Astonishingly, after a 2½‑hour seminar on the evils of monotheism, Christianity, and the Catholic Church, The Da Vinci Code tries to have its cake and eat it too, as Langdon suggests to Sophie that “What really matters is what you believe,” even questioning whether exploding the “greatest cover-up in history” would really be such a good thing after all: Does Sophie want to “destroy faith or renew it?”
It almost sounds as if Langdon is saying, “So Christianity is a lie — let the Christians have their lie, if that’s what makes them happy.” Whatever happened to “For 2000 years the Church has rained oppression and suffering on mankind”?
Is it possible to put all this aside and just enjoy the story as a thriller, an enjoyable yarn? I honestly have no idea how people can take that approach.
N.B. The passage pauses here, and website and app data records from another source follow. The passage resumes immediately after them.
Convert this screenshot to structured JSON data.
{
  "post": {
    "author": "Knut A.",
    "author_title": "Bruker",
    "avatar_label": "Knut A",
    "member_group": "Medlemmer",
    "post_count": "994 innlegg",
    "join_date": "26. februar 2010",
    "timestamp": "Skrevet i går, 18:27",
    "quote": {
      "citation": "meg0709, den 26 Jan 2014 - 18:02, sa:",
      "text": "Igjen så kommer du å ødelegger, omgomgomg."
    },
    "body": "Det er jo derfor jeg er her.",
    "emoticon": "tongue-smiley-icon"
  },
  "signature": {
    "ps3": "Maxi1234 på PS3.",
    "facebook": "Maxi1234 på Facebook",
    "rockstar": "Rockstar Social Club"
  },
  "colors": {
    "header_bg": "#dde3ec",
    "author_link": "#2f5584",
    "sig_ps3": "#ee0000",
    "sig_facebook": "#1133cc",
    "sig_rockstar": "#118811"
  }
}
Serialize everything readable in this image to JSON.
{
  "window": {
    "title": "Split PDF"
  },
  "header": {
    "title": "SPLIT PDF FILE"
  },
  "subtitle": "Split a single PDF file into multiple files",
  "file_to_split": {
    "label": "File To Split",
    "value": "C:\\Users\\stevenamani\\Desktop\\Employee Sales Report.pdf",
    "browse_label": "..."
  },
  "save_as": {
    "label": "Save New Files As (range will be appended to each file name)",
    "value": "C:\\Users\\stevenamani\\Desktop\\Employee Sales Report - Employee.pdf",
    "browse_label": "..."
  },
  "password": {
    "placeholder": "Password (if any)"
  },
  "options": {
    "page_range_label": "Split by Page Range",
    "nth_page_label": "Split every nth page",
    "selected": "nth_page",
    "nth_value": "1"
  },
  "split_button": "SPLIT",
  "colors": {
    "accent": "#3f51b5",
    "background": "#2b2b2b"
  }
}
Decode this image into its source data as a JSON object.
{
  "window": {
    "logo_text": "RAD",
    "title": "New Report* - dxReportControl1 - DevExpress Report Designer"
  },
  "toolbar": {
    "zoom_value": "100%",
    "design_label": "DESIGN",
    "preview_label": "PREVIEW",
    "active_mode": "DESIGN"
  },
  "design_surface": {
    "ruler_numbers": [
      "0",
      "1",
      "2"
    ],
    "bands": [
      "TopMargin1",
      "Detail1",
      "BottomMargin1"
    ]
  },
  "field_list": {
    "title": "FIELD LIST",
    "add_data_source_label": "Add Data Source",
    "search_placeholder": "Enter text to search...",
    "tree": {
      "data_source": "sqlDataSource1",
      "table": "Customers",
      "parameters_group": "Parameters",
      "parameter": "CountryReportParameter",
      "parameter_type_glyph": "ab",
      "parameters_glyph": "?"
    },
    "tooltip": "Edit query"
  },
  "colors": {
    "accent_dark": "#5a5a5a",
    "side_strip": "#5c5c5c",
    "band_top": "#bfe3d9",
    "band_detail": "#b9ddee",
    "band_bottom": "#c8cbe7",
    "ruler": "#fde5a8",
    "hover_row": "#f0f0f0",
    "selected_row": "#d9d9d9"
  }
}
Catholic writer Mark Shea tells an anecdote about a college bull session among students at Central Washington University over The Da Vinci Code. “Even if it’s just fiction,” a student opined, “it’s still interesting to think about.”
To which another student replied: “Your mother’s a whore.” And then, to the first student’s stunned incredulity, he added, “And even if that’s just fiction, it’s still interesting to think about.”
Once you’ve established that your story is set in a world in which Jesus Christ is explicitly not God, and the Catholic religion is a known fraud perpetuated by murder and cover-ups, it sort of sucks the wind out of whatever story it was you were going to tell us next. Langdon could be ironing his chinos and helping little old ladies across the street, and it would still be set in that world, and those of us who care about such things will find it hard to bracket that and just go along with the thrill machine.
When Sony Pictures, the production company behind the hit film The Da Vinci Code and the new sequel Angels & Demons, reached out to CERN, the European Organization for Nuclear Research, CERN management in Geneva saw a high-profile teachable moment for science.
In a Q&A billed as an “interview” on his own website, Brown writes (in a comment recently highlighted by Carl Olson in This Rock), “My goal is always to make the character’s [sic] and plot be so engaging that readers don’t realize how much they are learning along the way.” Or how much misinformation they’re absorbing.
Copyright © 2000– Steven D. Greydanus. All rights reserved.